Task goal: From the entries underneath, give the number of lines holding the word "JSON", without any other words.
##### Source material #####
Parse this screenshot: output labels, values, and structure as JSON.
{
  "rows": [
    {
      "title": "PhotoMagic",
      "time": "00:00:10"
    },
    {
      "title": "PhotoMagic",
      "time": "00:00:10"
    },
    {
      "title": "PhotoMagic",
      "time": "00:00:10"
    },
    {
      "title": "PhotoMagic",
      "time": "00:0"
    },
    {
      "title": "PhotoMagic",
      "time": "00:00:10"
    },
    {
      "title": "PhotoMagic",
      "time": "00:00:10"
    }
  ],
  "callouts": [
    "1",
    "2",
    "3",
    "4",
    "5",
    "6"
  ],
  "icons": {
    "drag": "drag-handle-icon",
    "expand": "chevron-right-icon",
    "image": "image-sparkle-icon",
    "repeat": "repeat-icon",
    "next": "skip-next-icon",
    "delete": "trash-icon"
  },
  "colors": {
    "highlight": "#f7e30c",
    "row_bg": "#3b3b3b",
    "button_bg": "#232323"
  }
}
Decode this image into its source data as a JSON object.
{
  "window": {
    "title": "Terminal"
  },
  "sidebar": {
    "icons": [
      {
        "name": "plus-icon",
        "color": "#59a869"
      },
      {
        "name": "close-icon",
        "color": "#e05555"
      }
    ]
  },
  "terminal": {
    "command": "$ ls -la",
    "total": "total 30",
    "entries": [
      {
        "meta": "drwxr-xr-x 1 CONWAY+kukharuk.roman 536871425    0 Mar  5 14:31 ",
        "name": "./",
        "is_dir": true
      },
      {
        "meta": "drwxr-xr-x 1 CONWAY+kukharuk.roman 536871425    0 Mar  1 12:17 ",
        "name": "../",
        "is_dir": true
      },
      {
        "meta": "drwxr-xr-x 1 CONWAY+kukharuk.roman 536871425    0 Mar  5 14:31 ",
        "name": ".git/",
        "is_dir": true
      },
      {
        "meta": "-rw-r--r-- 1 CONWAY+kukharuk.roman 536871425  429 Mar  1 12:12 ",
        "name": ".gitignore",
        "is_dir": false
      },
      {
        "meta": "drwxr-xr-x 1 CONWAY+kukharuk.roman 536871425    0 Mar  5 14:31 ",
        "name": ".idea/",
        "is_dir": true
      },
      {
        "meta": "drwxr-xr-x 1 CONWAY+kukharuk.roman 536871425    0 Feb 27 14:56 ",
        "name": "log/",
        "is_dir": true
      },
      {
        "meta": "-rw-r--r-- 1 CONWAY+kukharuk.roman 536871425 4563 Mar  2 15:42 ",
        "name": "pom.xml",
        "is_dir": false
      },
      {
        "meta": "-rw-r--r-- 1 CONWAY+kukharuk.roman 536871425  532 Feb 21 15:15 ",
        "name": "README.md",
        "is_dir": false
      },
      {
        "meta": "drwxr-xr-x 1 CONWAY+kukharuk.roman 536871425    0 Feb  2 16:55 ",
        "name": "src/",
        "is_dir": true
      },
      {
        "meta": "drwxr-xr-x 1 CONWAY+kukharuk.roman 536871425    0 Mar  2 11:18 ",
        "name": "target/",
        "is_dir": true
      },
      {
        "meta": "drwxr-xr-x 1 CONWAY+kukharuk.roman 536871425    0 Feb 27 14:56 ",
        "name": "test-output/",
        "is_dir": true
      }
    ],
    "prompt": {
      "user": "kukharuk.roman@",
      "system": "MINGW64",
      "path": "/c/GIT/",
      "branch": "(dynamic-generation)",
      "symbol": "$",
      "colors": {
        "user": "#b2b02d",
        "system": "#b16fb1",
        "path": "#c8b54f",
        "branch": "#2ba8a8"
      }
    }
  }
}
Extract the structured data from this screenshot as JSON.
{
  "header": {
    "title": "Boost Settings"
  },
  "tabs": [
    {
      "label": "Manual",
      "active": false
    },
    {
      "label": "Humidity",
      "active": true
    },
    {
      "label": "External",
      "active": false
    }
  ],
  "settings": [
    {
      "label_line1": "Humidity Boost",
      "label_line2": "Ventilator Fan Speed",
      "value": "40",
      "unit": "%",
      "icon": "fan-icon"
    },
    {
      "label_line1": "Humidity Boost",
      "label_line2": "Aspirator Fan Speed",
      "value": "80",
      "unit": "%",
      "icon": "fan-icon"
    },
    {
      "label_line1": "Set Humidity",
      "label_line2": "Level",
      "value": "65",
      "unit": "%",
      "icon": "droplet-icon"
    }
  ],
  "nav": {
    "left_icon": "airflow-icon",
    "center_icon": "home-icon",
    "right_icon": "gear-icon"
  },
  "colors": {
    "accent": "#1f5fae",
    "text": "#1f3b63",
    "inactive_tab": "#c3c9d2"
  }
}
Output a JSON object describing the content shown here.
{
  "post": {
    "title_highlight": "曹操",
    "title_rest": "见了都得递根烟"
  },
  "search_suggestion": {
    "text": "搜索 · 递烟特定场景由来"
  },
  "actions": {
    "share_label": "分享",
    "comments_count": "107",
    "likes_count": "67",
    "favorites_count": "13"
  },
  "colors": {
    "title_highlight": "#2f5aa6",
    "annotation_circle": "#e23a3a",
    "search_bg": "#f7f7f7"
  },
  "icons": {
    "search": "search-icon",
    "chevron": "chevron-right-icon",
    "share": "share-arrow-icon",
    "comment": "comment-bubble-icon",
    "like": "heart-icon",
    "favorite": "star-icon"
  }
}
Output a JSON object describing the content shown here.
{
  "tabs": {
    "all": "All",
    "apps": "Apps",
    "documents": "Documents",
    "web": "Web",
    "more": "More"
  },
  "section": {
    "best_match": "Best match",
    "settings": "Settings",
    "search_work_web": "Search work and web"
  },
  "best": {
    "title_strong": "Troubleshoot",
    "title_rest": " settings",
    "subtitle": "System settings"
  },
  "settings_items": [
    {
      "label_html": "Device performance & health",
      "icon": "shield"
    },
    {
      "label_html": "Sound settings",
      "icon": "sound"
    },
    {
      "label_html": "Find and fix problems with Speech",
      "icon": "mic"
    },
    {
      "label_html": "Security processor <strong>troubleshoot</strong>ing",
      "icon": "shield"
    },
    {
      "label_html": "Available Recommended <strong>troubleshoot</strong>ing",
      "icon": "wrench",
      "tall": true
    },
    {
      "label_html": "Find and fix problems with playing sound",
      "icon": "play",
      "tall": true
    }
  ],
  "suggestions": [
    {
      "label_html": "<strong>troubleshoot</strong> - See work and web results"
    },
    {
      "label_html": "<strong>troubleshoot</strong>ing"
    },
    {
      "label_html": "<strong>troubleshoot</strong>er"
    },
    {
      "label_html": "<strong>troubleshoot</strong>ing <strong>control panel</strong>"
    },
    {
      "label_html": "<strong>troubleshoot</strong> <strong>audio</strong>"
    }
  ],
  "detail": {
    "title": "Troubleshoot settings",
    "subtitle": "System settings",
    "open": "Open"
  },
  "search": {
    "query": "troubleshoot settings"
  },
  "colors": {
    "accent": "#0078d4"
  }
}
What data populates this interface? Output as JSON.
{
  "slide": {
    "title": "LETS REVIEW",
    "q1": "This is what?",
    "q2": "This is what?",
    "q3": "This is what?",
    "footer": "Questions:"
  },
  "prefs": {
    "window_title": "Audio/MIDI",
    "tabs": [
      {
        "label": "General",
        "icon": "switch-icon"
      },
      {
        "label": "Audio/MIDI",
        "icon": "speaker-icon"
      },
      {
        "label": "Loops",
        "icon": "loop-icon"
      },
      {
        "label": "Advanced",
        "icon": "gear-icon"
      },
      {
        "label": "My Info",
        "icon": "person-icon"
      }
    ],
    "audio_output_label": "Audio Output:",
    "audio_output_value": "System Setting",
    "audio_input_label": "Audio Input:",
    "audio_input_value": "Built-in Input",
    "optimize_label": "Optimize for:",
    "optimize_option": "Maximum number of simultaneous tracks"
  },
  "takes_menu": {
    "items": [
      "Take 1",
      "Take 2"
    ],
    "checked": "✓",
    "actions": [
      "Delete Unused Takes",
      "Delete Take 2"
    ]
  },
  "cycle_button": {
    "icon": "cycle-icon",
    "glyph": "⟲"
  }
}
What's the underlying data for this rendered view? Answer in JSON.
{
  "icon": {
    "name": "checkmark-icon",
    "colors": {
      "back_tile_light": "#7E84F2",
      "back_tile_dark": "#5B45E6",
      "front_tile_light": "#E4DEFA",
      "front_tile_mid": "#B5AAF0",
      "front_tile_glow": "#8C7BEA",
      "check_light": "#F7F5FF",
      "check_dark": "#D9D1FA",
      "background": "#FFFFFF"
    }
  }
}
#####
Expected answer: 7